“The typical way that ranchers would make stocking decisions [of where to put cattle] is through experience and how their father and grandfather did it. It was more of an art than a science,” says Christine Su, who’s developing the app with her friend Jennifer Tsau.
“In a drought like the one in California, if they’re off in their estimates, it means they either have to cull their herd or supplement it with a lot of hay, which is expensive.”
The app, which is currently being tested in private beta with 15 ranchers, establishes a baseline of the amount of grass a paddock should be producing, then lets farmers rate its real condition on a scale of one to 10. That way, they can compare potential with reality, and make a decision about whether to continue to graze, or take livestock to a new area.
The app recently won first prize at the CommonBond Social Impact Award, which is given to MBA students developing socially useful ideas. Su and Tsau, who’ve formed a company called Summer Technologies, plan to release a public version in November.

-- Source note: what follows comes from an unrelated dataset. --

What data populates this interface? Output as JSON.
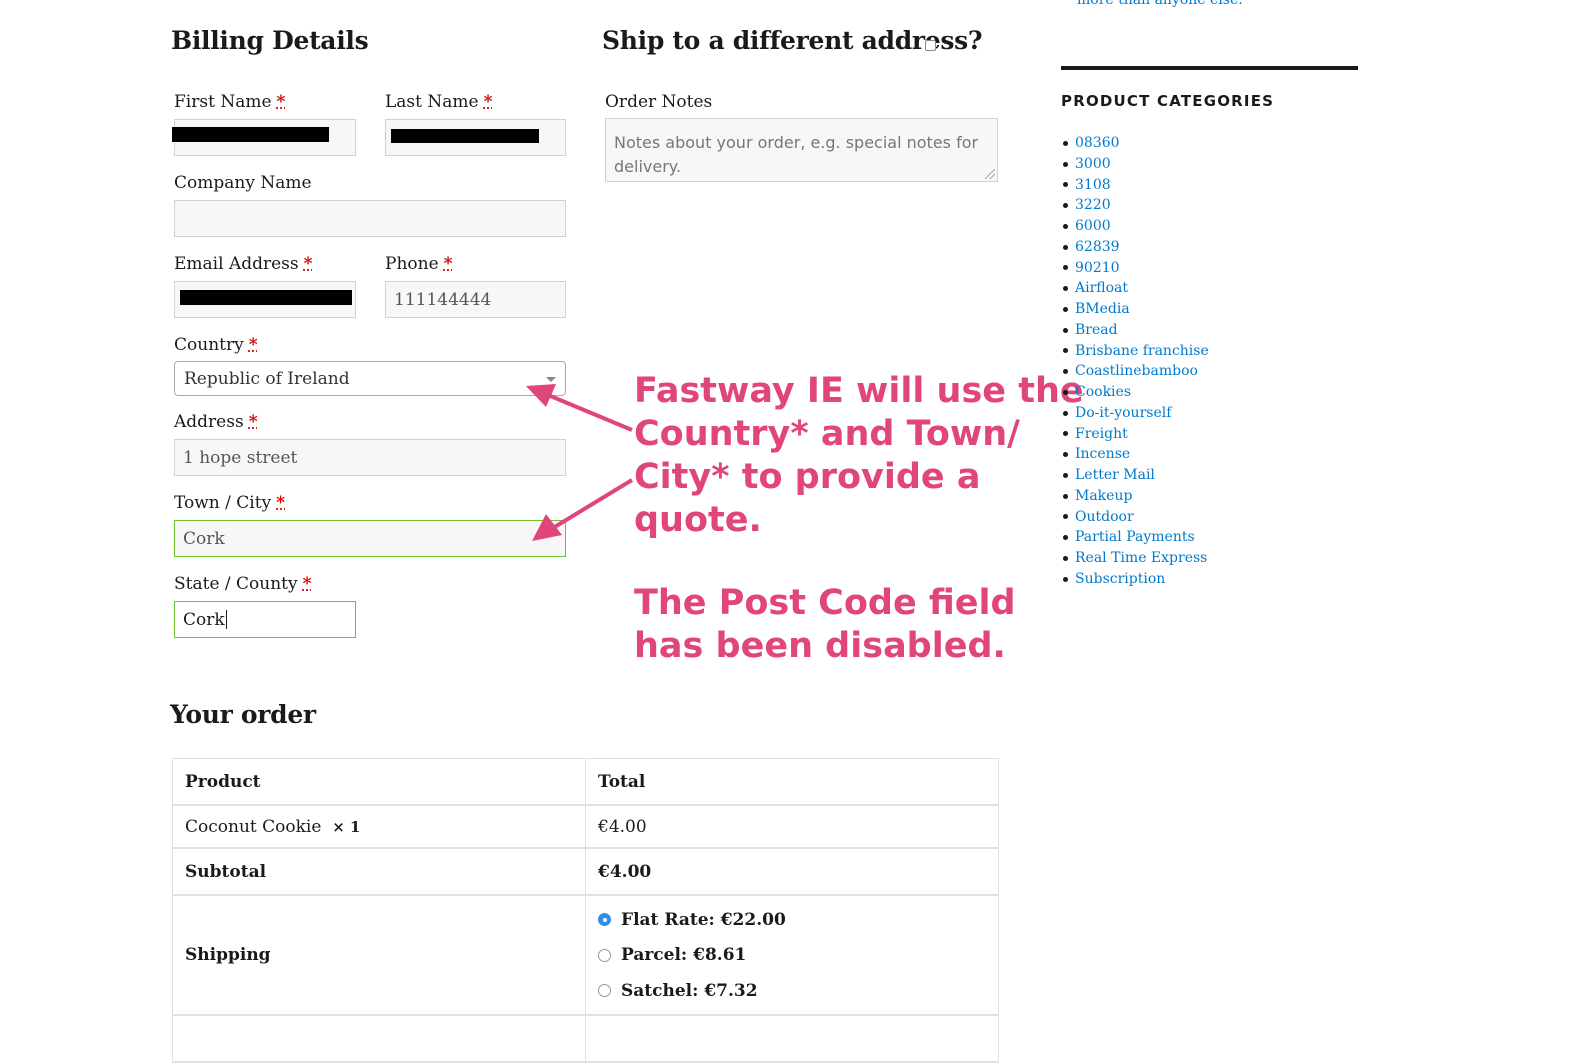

CommonBond is itself an interesting company. Part of a new wave of financial start-ups, it collects cash from individual investors, then loans it to MBA graduates who are willing to consolidate their debt and make automatic repayments. The Brooklyn-based outfit claims to offer lower rates than banks and to have a “strong social mission.” For every degree it funds in the U.S., it sponsors another in the developing world, following the one-for-one model developed by Tom’s Shoes. It was founded by David Klein, Michael Taormina and Jessup Shean, who met at Wharton Business School.
Klein says the stereotype of avaricious MBA graduates only interested in their own advancement is no longer accurate. The 600 applications CommonBond received for its award proves it, as does plenty of other evidence. “The stereotype about MBAs is more the exception than the rule now. Millennials are very interested in using business as a driver for social good. Our award is a reflection of that.”